   Today, as I walk past the plaza in front of the Barclays Center which is near my house, I glance up at the original flagpole which stood in the outfield at Ebbets Field until the ballpark was torn down in 1960 and replaced by The Ebbets Field Apartments.          

   I read the plaque which acknowledges this historical symbol of the Brooklyn Dodgers, as it permanently resides now at the borough’s new home for major professional sports; right here on this very site where the Brooklyn Dodgers had once hoped to build their new stadium.

   I text my brother Phil.

   “Did we throw out the old Dodger yearbooks?”  I ask, bemoaning my loss.

    Some years ago, he and I were cleaning out the basement of our old brownstone in Bed-Stuy when we came across my Dodger souvenir journals.  They had grown a bit musty. I was in a mood to clean and clear clutter.  “You can toss ‘em out.” I’d said to him. 

   He had looked at me with disbelief and reluctance. 

   “Heavens no,” he texted back, “I still have them.”

   I went by his house and we pulled them out from the box where he had carefully tucked them away.  What joy! Nostalgia flooded in.

   There is no major league baseball in Brooklyn anymore, but the memories created at Ebbets Field will live on forever.

   Several years later, a new team, the New York Mets, was installed in Queens, New York. Could they take the place of the Brooklyn Dodgers?

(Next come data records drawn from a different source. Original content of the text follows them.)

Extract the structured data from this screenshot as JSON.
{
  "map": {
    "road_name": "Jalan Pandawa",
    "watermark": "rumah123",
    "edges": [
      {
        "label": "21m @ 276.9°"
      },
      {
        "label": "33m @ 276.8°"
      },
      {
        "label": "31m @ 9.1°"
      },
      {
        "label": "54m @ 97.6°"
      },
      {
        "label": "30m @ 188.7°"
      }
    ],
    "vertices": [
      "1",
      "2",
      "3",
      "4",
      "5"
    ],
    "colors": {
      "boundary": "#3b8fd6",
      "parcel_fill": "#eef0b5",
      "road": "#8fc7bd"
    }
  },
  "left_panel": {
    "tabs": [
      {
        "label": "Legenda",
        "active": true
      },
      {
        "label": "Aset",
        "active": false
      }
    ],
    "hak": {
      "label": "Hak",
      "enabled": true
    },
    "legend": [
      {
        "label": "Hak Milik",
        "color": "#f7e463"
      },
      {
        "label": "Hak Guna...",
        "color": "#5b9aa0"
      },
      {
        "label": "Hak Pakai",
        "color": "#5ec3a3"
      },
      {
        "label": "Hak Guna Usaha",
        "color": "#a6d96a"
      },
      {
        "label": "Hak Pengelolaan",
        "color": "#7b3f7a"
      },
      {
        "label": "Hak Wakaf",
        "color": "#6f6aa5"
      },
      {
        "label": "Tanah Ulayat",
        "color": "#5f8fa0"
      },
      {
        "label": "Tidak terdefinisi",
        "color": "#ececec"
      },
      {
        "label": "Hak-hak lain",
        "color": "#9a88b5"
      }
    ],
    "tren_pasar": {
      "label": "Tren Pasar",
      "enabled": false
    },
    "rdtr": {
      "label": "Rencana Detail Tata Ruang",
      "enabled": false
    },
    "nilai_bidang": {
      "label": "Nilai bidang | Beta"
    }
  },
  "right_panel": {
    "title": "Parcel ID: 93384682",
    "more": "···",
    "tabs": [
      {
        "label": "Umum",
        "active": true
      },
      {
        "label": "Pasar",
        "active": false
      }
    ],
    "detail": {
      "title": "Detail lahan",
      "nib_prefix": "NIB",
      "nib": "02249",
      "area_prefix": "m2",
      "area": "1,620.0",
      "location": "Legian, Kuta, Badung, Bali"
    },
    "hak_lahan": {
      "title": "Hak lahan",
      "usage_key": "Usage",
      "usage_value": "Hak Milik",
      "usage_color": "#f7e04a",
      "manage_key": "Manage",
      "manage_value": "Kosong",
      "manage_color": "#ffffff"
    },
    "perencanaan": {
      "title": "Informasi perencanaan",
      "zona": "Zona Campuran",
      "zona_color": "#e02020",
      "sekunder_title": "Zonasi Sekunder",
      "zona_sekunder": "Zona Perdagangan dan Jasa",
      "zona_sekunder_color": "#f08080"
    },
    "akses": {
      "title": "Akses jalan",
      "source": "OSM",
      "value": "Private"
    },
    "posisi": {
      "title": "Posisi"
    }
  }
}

Are you kidding me?

   It was decades before I could bring myself to watch another baseball game.          

   Many more years passed before I could finally become a fan of the game once again. I chose the Yankees! When I root for them I am upholding Dad's tradition. I am rooting for Dad's team.